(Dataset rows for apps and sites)
- Opening Delimiter -

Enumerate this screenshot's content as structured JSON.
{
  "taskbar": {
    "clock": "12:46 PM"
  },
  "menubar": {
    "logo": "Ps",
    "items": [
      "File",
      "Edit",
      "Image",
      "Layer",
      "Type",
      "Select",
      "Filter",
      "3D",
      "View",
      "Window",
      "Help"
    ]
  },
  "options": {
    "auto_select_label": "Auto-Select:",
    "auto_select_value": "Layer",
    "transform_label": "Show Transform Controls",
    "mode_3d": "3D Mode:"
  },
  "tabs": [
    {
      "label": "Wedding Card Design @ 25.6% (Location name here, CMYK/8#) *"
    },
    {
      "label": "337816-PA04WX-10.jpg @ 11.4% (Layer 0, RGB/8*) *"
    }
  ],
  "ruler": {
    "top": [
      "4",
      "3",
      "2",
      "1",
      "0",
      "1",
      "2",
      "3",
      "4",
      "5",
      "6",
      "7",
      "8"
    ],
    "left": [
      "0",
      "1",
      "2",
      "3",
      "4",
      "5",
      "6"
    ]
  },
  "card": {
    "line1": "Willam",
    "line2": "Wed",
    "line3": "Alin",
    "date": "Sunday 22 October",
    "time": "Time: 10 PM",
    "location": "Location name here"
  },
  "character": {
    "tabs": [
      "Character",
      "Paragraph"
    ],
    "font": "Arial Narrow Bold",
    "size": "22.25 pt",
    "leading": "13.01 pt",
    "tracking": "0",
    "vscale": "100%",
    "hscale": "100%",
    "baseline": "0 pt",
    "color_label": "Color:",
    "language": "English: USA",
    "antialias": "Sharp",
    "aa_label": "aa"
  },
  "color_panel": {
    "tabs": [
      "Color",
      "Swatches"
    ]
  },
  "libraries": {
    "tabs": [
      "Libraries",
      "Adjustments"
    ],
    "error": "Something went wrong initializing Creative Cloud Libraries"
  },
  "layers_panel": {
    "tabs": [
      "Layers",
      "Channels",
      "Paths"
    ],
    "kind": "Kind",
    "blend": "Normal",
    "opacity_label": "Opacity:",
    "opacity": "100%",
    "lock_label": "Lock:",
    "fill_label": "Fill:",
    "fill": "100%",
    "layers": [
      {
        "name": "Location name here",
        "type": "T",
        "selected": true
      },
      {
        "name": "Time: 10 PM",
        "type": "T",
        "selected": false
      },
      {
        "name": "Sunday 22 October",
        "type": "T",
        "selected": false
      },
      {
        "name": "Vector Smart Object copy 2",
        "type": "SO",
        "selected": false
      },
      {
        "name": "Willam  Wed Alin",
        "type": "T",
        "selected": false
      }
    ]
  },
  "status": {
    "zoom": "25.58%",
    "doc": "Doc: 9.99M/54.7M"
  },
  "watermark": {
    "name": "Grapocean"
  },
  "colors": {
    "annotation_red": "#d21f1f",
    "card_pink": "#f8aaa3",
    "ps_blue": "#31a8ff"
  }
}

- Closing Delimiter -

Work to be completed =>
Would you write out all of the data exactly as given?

Exercise response =>
Enumerate this screenshot's content as structured JSON.
{
  "taskbar": {
    "clock": "12:46 PM"
  },
  "menubar": {
    "logo": "Ps",
    "items": [
      "File",
      "Edit",
      "Image",
      "Layer",
      "Type",
      "Select",
      "Filter",
      "3D",
      "View",
      "Window",
      "Help"
    ]
  },
  "options": {
    "auto_select_label": "Auto-Select:",
    "auto_select_value": "Layer",
    "transform_label": "Show Transform Controls",
    "mode_3d": "3D Mode:"
  },
  "tabs": [
    {
      "label": "Wedding Card Design @ 25.6% (Location name here, CMYK/8#) *"
    },
    {
      "label": "337816-PA04WX-10.jpg @ 11.4% (Layer 0, RGB/8*) *"
    }
  ],
  "ruler": {
    "top": [
      "4",
      "3",
      "2",
      "1",
      "0",
      "1",
      "2",
      "3",
      "4",
      "5",
      "6",
      "7",
      "8"
    ],
    "left": [
      "0",
      "1",
      "2",
      "3",
      "4",
      "5",
      "6"
    ]
  },
  "card": {
    "line1": "Willam",
    "line2": "Wed",
    "line3": "Alin",
    "date": "Sunday 22 October",
    "time": "Time: 10 PM",
    "location": "Location name here"
  },
  "character": {
    "tabs": [
      "Character",
      "Paragraph"
    ],
    "font": "Arial Narrow Bold",
    "size": "22.25 pt",
    "leading": "13.01 pt",
    "tracking": "0",
    "vscale": "100%",
    "hscale": "100%",
    "baseline": "0 pt",
    "color_label": "Color:",
    "language": "English: USA",
    "antialias": "Sharp",
    "aa_label": "aa"
  },
  "color_panel": {
    "tabs": [
      "Color",
      "Swatches"
    ]
  },
  "libraries": {
    "tabs": [
      "Libraries",
      "Adjustments"
    ],
    "error": "Something went wrong initializing Creative Cloud Libraries"
  },
  "layers_panel": {
    "tabs": [
      "Layers",
      "Channels",
      "Paths"
    ],
    "kind": "Kind",
    "blend": "Normal",
    "opacity_label": "Opacity:",
    "opacity": "100%",
    "lock_label": "Lock:",
    "fill_label": "Fill:",
    "fill": "100%",
    "layers": [
      {
        "name": "Location name here",
        "type": "T",
        "selected": true
      },
      {
        "name": "Time: 10 PM",
        "type": "T",
        "selected": false
      },
      {
        "name": "Sunday 22 October",
        "type": "T",
        "selected": false
      },
      {
        "name": "Vector Smart Object copy 2",
        "type": "SO",
        "selected": false
      },
      {
        "name": "Willam  Wed Alin",
        "type": "T",
        "selected": false
      }
    ]
  },
  "status": {
    "zoom": "25.58%",
    "doc": "Doc: 9.99M/54.7M"
  },
  "watermark": {
    "name": "Grapocean"
  },
  "colors": {
    "annotation_red": "#d21f1f",
    "card_pink": "#f8aaa3",
    "ps_blue": "#31a8ff"
  }
}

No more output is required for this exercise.